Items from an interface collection
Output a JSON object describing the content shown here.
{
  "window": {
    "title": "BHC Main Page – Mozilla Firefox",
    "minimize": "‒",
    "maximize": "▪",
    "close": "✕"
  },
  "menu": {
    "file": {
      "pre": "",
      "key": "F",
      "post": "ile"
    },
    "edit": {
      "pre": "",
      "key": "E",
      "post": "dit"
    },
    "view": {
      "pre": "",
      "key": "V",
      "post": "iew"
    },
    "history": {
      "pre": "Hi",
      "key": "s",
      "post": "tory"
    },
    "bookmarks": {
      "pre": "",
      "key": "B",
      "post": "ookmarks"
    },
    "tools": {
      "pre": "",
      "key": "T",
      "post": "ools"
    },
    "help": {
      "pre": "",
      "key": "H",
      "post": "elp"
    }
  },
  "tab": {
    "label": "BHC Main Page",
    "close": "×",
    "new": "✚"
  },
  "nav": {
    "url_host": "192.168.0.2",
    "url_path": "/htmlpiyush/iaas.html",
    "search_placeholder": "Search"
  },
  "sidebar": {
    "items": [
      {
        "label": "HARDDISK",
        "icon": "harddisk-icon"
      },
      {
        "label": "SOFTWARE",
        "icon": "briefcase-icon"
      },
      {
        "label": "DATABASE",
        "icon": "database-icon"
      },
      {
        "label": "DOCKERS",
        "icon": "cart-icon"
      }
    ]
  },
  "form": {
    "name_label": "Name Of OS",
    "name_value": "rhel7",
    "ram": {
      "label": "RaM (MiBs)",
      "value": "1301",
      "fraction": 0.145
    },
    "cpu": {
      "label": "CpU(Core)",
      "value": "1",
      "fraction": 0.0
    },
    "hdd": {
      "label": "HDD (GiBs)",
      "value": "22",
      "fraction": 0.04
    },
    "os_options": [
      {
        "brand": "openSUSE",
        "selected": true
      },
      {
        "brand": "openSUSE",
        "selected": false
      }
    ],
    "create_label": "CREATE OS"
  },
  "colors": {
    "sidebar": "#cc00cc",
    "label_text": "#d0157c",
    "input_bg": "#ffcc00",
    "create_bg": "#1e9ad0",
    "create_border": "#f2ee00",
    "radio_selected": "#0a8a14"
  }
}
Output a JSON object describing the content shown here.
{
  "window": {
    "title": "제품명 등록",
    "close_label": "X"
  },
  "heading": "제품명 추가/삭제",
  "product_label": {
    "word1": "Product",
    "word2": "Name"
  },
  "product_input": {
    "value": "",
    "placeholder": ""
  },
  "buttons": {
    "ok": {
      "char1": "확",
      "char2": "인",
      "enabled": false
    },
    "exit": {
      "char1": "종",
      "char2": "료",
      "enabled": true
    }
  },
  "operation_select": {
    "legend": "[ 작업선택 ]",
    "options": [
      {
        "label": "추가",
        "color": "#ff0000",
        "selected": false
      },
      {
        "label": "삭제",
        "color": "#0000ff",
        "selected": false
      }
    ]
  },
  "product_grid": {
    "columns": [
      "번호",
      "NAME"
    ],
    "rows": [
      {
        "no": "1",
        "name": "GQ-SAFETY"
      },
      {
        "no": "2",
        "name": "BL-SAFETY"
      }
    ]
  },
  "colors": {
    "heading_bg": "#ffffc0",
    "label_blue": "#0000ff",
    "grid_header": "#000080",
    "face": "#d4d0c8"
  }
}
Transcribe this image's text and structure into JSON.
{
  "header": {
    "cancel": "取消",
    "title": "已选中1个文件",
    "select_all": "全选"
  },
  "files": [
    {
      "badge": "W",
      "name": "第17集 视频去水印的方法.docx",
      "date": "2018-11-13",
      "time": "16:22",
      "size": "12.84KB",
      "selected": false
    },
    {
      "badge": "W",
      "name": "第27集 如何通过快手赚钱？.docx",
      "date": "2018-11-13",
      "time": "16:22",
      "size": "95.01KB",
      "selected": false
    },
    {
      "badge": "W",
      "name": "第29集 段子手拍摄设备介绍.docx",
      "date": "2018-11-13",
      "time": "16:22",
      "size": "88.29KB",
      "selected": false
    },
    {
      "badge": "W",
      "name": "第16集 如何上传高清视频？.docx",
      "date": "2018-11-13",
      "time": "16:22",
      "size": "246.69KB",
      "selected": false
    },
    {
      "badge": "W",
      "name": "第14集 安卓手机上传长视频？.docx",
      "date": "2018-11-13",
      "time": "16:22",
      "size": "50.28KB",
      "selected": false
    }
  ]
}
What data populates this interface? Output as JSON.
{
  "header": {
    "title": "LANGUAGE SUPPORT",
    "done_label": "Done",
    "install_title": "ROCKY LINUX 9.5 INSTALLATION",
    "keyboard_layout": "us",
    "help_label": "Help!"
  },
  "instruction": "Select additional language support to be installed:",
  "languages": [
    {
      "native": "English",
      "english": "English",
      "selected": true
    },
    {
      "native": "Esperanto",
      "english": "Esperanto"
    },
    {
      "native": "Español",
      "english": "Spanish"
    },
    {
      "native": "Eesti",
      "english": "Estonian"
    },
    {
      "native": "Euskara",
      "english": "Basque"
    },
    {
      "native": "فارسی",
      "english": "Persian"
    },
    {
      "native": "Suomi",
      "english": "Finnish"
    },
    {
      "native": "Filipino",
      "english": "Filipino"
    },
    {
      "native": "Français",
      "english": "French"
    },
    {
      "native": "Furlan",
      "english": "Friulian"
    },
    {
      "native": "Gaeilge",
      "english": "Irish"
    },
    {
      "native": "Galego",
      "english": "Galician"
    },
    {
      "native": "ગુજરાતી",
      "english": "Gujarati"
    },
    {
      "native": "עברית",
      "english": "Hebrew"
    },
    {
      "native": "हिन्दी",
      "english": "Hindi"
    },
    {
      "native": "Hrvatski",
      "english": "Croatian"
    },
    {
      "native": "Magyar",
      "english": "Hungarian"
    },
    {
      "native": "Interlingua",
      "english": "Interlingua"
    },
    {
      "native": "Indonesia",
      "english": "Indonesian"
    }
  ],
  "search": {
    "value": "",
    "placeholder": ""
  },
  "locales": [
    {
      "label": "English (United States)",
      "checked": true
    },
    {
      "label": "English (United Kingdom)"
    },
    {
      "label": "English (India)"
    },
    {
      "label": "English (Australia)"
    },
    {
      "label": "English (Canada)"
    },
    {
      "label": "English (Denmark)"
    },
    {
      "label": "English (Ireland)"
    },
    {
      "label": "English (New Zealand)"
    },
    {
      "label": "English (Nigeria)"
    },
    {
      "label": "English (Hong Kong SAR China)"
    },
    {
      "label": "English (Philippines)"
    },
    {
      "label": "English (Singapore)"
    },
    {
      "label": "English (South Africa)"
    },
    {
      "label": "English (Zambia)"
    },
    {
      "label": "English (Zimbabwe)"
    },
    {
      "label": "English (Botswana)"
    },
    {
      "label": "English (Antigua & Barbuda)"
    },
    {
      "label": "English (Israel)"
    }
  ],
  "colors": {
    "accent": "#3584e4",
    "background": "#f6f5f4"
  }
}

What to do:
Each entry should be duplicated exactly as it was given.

Exercise result:
Output a JSON object describing the content shown here.
{
  "window": {
    "title": "BHC Main Page – Mozilla Firefox",
    "minimize": "‒",
    "maximize": "▪",
    "close": "✕"
  },
  "menu": {
    "file": {
      "pre": "",
      "key": "F",
      "post": "ile"
    },
    "edit": {
      "pre": "",
      "key": "E",
      "post": "dit"
    },
    "view": {
      "pre": "",
      "key": "V",
      "post": "iew"
    },
    "history": {
      "pre": "Hi",
      "key": "s",
      "post": "tory"
    },
    "bookmarks": {
      "pre": "",
      "key": "B",
      "post": "ookmarks"
    },
    "tools": {
      "pre": "",
      "key": "T",
      "post": "ools"
    },
    "help": {
      "pre": "",
      "key": "H",
      "post": "elp"
    }
  },
  "tab": {
    "label": "BHC Main Page",
    "close": "×",
    "new": "✚"
  },
  "nav": {
    "url_host": "192.168.0.2",
    "url_path": "/htmlpiyush/iaas.html",
    "search_placeholder": "Search"
  },
  "sidebar": {
    "items": [
      {
        "label": "HARDDISK",
        "icon": "harddisk-icon"
      },
      {
        "label": "SOFTWARE",
        "icon": "briefcase-icon"
      },
      {
        "label": "DATABASE",
        "icon": "database-icon"
      },
      {
        "label": "DOCKERS",
        "icon": "cart-icon"
      }
    ]
  },
  "form": {
    "name_label": "Name Of OS",
    "name_value": "rhel7",
    "ram": {
      "label": "RaM (MiBs)",
      "value": "1301",
      "fraction": 0.145
    },
    "cpu": {
      "label": "CpU(Core)",
      "value": "1",
      "fraction": 0.0
    },
    "hdd": {
      "label": "HDD (GiBs)",
      "value": "22",
      "fraction": 0.04
    },
    "os_options": [
      {
        "brand": "openSUSE",
        "selected": true
      },
      {
        "brand": "openSUSE",
        "selected": false
      }
    ],
    "create_label": "CREATE OS"
  },
  "colors": {
    "sidebar": "#cc00cc",
    "label_text": "#d0157c",
    "input_bg": "#ffcc00",
    "create_bg": "#1e9ad0",
    "create_border": "#f2ee00",
    "radio_selected": "#0a8a14"
  }
}
Output a JSON object describing the content shown here.
{
  "window": {
    "title": "제품명 등록",
    "close_label": "X"
  },
  "heading": "제품명 추가/삭제",
  "product_label": {
    "word1": "Product",
    "word2": "Name"
  },
  "product_input": {
    "value": "",
    "placeholder": ""
  },
  "buttons": {
    "ok": {
      "char1": "확",
      "char2": "인",
      "enabled": false
    },
    "exit": {
      "char1": "종",
      "char2": "료",
      "enabled": true
    }
  },
  "operation_select": {
    "legend": "[ 작업선택 ]",
    "options": [
      {
        "label": "추가",
        "color": "#ff0000",
        "selected": false
      },
      {
        "label": "삭제",
        "color": "#0000ff",
        "selected": false
      }
    ]
  },
  "product_grid": {
    "columns": [
      "번호",
      "NAME"
    ],
    "rows": [
      {
        "no": "1",
        "name": "GQ-SAFETY"
      },
      {
        "no": "2",
        "name": "BL-SAFETY"
      }
    ]
  },
  "colors": {
    "heading_bg": "#ffffc0",
    "label_blue": "#0000ff",
    "grid_header": "#000080",
    "face": "#d4d0c8"
  }
}
Transcribe this image's text and structure into JSON.
{
  "header": {
    "cancel": "取消",
    "title": "已选中1个文件",
    "select_all": "全选"
  },
  "files": [
    {
      "badge": "W",
      "name": "第17集 视频去水印的方法.docx",
      "date": "2018-11-13",
      "time": "16:22",
      "size": "12.84KB",
      "selected": false
    },
    {
      "badge": "W",
      "name": "第27集 如何通过快手赚钱？.docx",
      "date": "2018-11-13",
      "time": "16:22",
      "size": "95.01KB",
      "selected": false
    },
    {
      "badge": "W",
      "name": "第29集 段子手拍摄设备介绍.docx",
      "date": "2018-11-13",
      "time": "16:22",
      "size": "88.29KB",
      "selected": false
    },
    {
      "badge": "W",
      "name": "第16集 如何上传高清视频？.docx",
      "date": "2018-11-13",
      "time": "16:22",
      "size": "246.69KB",
      "selected": false
    },
    {
      "badge": "W",
      "name": "第14集 安卓手机上传长视频？.docx",
      "date": "2018-11-13",
      "time": "16:22",
      "size": "50.28KB",
      "selected": false
    }
  ]
}
What data populates this interface? Output as JSON.
{
  "header": {
    "title": "LANGUAGE SUPPORT",
    "done_label": "Done",
    "install_title": "ROCKY LINUX 9.5 INSTALLATION",
    "keyboard_layout": "us",
    "help_label": "Help!"
  },
  "instruction": "Select additional language support to be installed:",
  "languages": [
    {
      "native": "English",
      "english": "English",
      "selected": true
    },
    {
      "native": "Esperanto",
      "english": "Esperanto"
    },
    {
      "native": "Español",
      "english": "Spanish"
    },
    {
      "native": "Eesti",
      "english": "Estonian"
    },
    {
      "native": "Euskara",
      "english": "Basque"
    },
    {
      "native": "فارسی",
      "english": "Persian"
    },
    {
      "native": "Suomi",
      "english": "Finnish"
    },
    {
      "native": "Filipino",
      "english": "Filipino"
    },
    {
      "native": "Français",
      "english": "French"
    },
    {
      "native": "Furlan",
      "english": "Friulian"
    },
    {
      "native": "Gaeilge",
      "english": "Irish"
    },
    {
      "native": "Galego",
      "english": "Galician"
    },
    {
      "native": "ગુજરાતી",
      "english": "Gujarati"
    },
    {
      "native": "עברית",
      "english": "Hebrew"
    },
    {
      "native": "हिन्दी",
      "english": "Hindi"
    },
    {
      "native": "Hrvatski",
      "english": "Croatian"
    },
    {
      "native": "Magyar",
      "english": "Hungarian"
    },
    {
      "native": "Interlingua",
      "english": "Interlingua"
    },
    {
      "native": "Indonesia",
      "english": "Indonesian"
    }
  ],
  "search": {
    "value": "",
    "placeholder": ""
  },
  "locales": [
    {
      "label": "English (United States)",
      "checked": true
    },
    {
      "label": "English (United Kingdom)"
    },
    {
      "label": "English (India)"
    },
    {
      "label": "English (Australia)"
    },
    {
      "label": "English (Canada)"
    },
    {
      "label": "English (Denmark)"
    },
    {
      "label": "English (Ireland)"
    },
    {
      "label": "English (New Zealand)"
    },
    {
      "label": "English (Nigeria)"
    },
    {
      "label": "English (Hong Kong SAR China)"
    },
    {
      "label": "English (Philippines)"
    },
    {
      "label": "English (Singapore)"
    },
    {
      "label": "English (South Africa)"
    },
    {
      "label": "English (Zambia)"
    },
    {
      "label": "English (Zimbabwe)"
    },
    {
      "label": "English (Botswana)"
    },
    {
      "label": "English (Antigua & Barbuda)"
    },
    {
      "label": "English (Israel)"
    }
  ],
  "colors": {
    "accent": "#3584e4",
    "background": "#f6f5f4"
  }
}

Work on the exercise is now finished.